An ancient port city on Israel’s Mediterranean coast, built by Herod the Great, Caesarea is an archeological park which includes a large Roman amphitheater and remnants of a hippodrome where prisoners once fought wild animals, and horse-pulled chariots raced around a track. You’ll see ancient mosaics, created in intricate patterns, as well as a Roman aqueduct and palace remains.
The vast Negev desert, which encompasses more than half of Israel’s land area, is home to the Makhtesh Ramon, a large erosion crater. Bedouins make their home throughout the desert, and some tours will allow you to meet a family in person. Jeep, camel, and hiking tours are popular in this area as is rappelling off of the edge into the Ramon crater.
Ten times saltier than the ocean and the lowest point on land, the Dead Sea is a well-visited destination in Israel and Jordan. People come for a spa vacation, to treat skin conditions like eczema and psoriasis, and to float on top of the water in an otherworldly landscape. Cover yourself in mineral-rich mud and soak in the water—just be sure that you don’t get the water in your eyes or in a cut, because it will sting.
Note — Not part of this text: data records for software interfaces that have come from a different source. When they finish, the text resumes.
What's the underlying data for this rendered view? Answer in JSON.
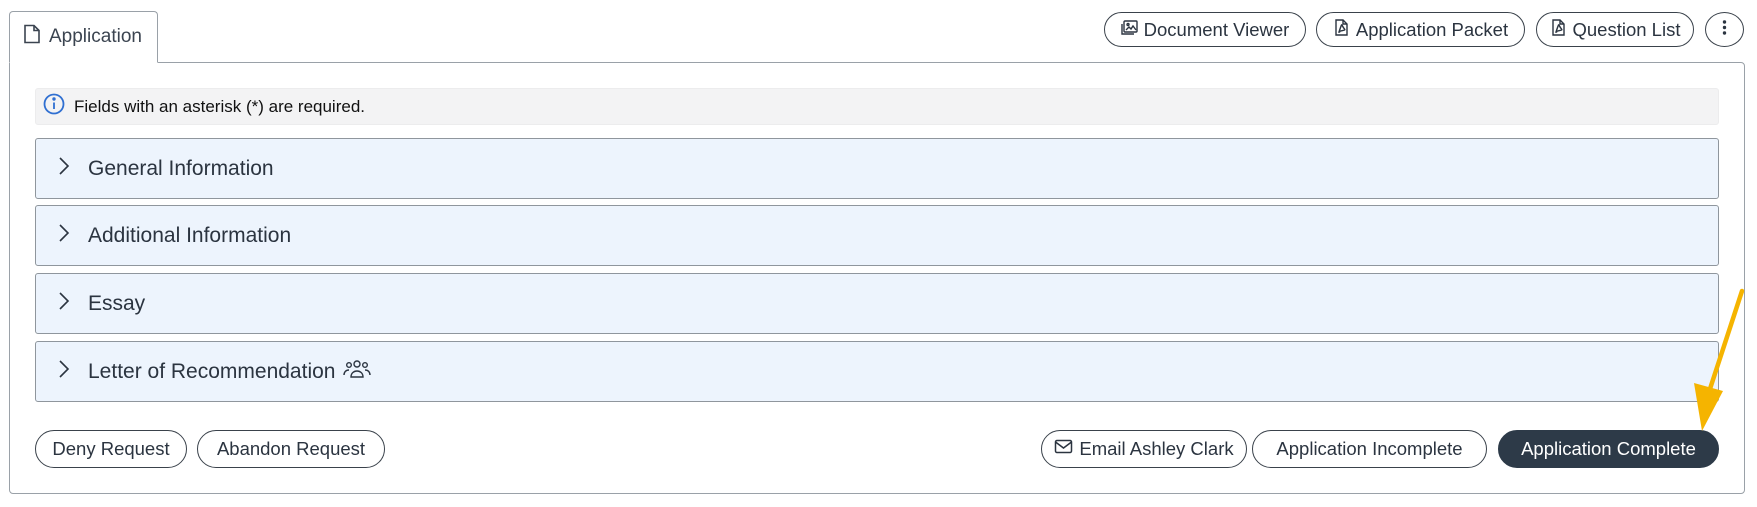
{
  "tab": {
    "label": "Application",
    "icon": "file-icon"
  },
  "toolbar": {
    "document_viewer": "Document Viewer",
    "application_packet": "Application Packet",
    "question_list": "Question List",
    "more_icon": "vertical-ellipsis-icon"
  },
  "notice": {
    "text": "Fields with an asterisk (*) are required.",
    "icon": "info-icon"
  },
  "sections": [
    {
      "label": "General Information"
    },
    {
      "label": "Additional Information"
    },
    {
      "label": "Essay"
    },
    {
      "label": "Letter of Recommendation",
      "icon": "people-group-icon"
    }
  ],
  "actions": {
    "deny": "Deny Request",
    "abandon": "Abandon Request",
    "email": "Email Ashley Clark",
    "incomplete": "Application Incomplete",
    "complete": "Application Complete"
  },
  "colors": {
    "primary_button": "#2d3a48",
    "section_background": "#edf4fd",
    "info_icon": "#2f6fd1",
    "annotation_arrow": "#f5b400"
  }
}
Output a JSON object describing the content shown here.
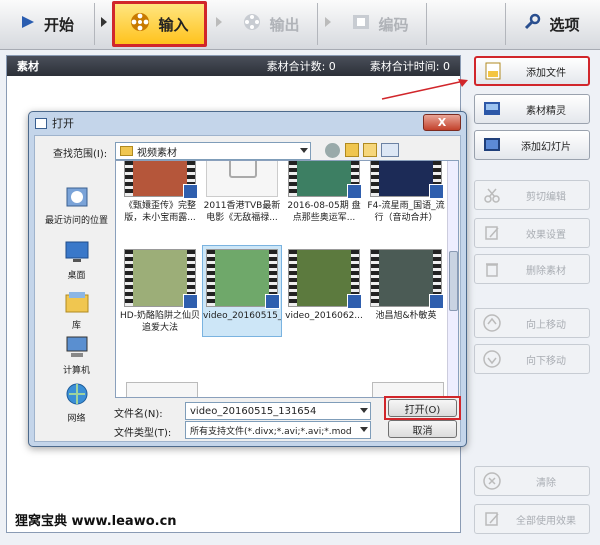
{
  "toolbar": {
    "start": "开始",
    "input": "输入",
    "output": "输出",
    "encode": "编码",
    "options": "选项"
  },
  "panel": {
    "title": "素材",
    "count_label": "素材合计数: 0",
    "time_label": "素材合计时间: 0"
  },
  "right_buttons": [
    "添加文件",
    "素材精灵",
    "添加幻灯片",
    "剪切编辑",
    "效果设置",
    "删除素材",
    "向上移动",
    "向下移动",
    "清除",
    "全部使用效果"
  ],
  "dialog": {
    "title": "打开",
    "close": "X",
    "lookin_label": "查找范围(I):",
    "lookin_value": "视频素材",
    "places": [
      "最近访问的位置",
      "桌面",
      "库",
      "计算机",
      "网络"
    ],
    "files": [
      {
        "name": "《甄嬛歪传》完整版，未小宝雨露...",
        "type": "video"
      },
      {
        "name": "2011香港TVB最新电影《无敌福禄...",
        "type": "generic"
      },
      {
        "name": "2016-08-05期 盘点那些奥运军...",
        "type": "video"
      },
      {
        "name": "F4-流星雨_国语_流行（音动合并）",
        "type": "video"
      },
      {
        "name": "HD-奶酪陷阱之仙贝追爱大法",
        "type": "video"
      },
      {
        "name": "video_20160515_131654",
        "type": "video"
      },
      {
        "name": "video_2016062...",
        "type": "video"
      },
      {
        "name": "池昌旭&朴敏英",
        "type": "video"
      }
    ],
    "filename_label": "文件名(N):",
    "filename_value": "video_20160515_131654",
    "filetype_label": "文件类型(T):",
    "filetype_value": "所有支持文件(*.divx;*.avi;*.avi;*.mod",
    "open_btn": "打开(O)",
    "cancel_btn": "取消"
  },
  "watermark": "狸窝宝典 www.leawo.cn",
  "colors": {
    "highlight": "#d1262b",
    "accent": "#ffc21d"
  }
}
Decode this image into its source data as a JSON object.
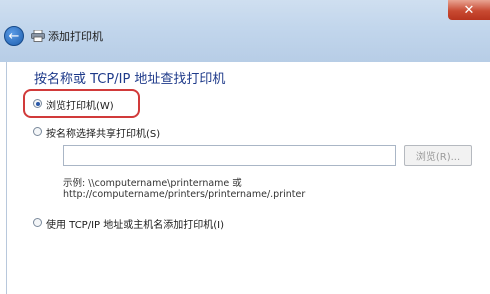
{
  "window": {
    "title": "添加打印机",
    "close_label": "✕"
  },
  "page": {
    "heading": "按名称或 TCP/IP 地址查找打印机"
  },
  "options": {
    "browse_printer_label": "浏览打印机(W)",
    "select_shared_label": "按名称选择共享打印机(S)",
    "tcp_ip_label": "使用 TCP/IP 地址或主机名添加打印机(I)",
    "selected": "browse_printer"
  },
  "shared_printer": {
    "input_value": "",
    "browse_button_label": "浏览(R)...",
    "example_line1": "示例: \\\\computername\\printername 或",
    "example_line2": "http://computername/printers/printername/.printer"
  },
  "colors": {
    "title_bar": "#c2d6ec",
    "heading_text": "#1e3a8a",
    "highlight_border": "#d13a3a",
    "close_button": "#c84a32"
  },
  "icons": {
    "back": "back-arrow-icon",
    "printer": "printer-icon",
    "close": "close-icon"
  }
}
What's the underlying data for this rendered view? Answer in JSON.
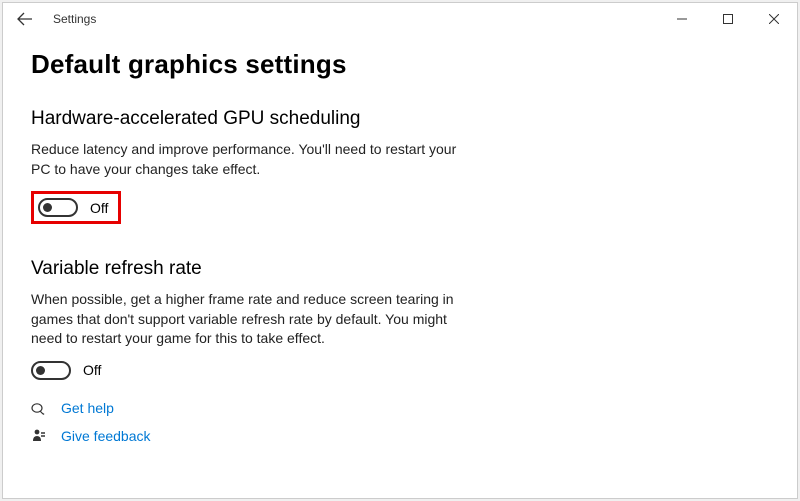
{
  "titlebar": {
    "app_name": "Settings"
  },
  "page": {
    "title": "Default graphics settings"
  },
  "section_gpu": {
    "heading": "Hardware-accelerated GPU scheduling",
    "description": "Reduce latency and improve performance. You'll need to restart your PC to have your changes take effect.",
    "toggle_state": "Off"
  },
  "section_vrr": {
    "heading": "Variable refresh rate",
    "description": "When possible, get a higher frame rate and reduce screen tearing in games that don't support variable refresh rate by default. You might need to restart your game for this to take effect.",
    "toggle_state": "Off"
  },
  "links": {
    "help": "Get help",
    "feedback": "Give feedback"
  },
  "colors": {
    "link": "#0078d4",
    "highlight_border": "#e60000"
  }
}
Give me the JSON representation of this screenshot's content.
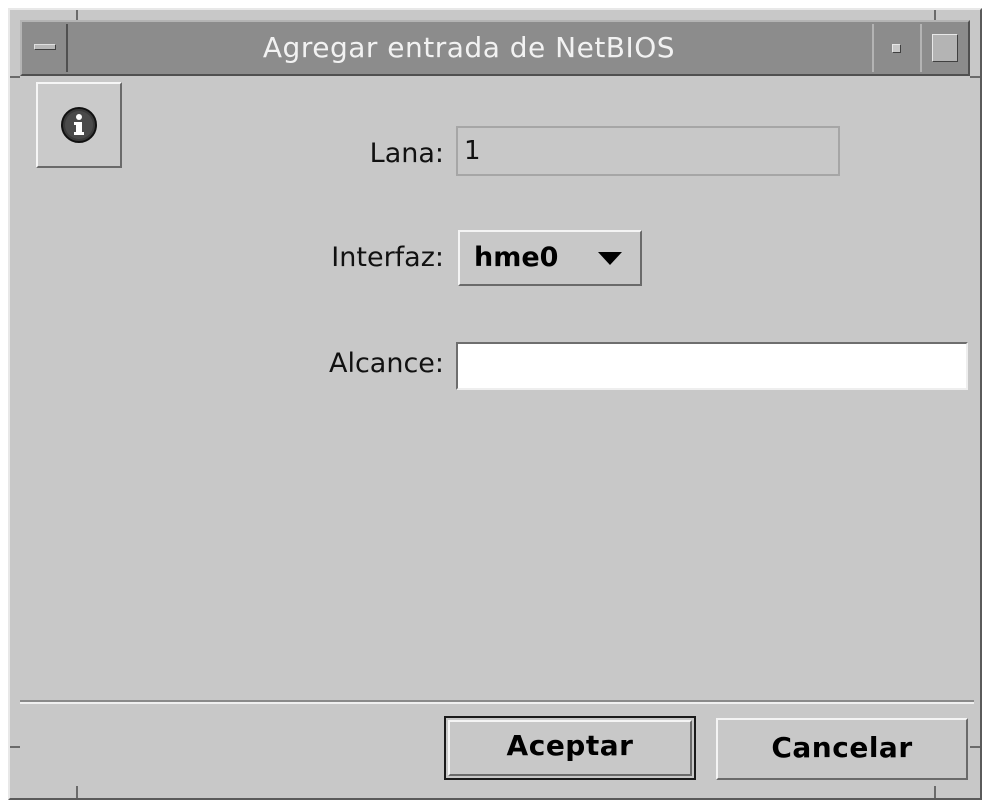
{
  "window": {
    "title": "Agregar entrada de NetBIOS"
  },
  "form": {
    "lana_label": "Lana:",
    "lana_value": "1",
    "interfaz_label": "Interfaz:",
    "interfaz_value": "hme0",
    "alcance_label": "Alcance:",
    "alcance_value": ""
  },
  "buttons": {
    "accept": "Aceptar",
    "cancel": "Cancelar"
  },
  "icons": {
    "info": "info-icon",
    "window_menu": "window-menu-icon",
    "minimize": "minimize-icon",
    "maximize": "maximize-icon",
    "dropdown": "chevron-down-icon"
  }
}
Masada National Park, located about an hour south of Jerusalem on the edge of the Dead Sea, is one of the most visited destinations in Israel. King Herod the Great built this ancient fortress on a plateau, which was later occupied by Jewish rebels who were fighting against the Roman Empire. After seven years, the Jewish people committed mass suicide rather than fall into the hands of the Romans, which today is seen as a strong example of resolve. Hike up the path to the top or opt for the cable car and give yourself a couple of hours to roam the grounds.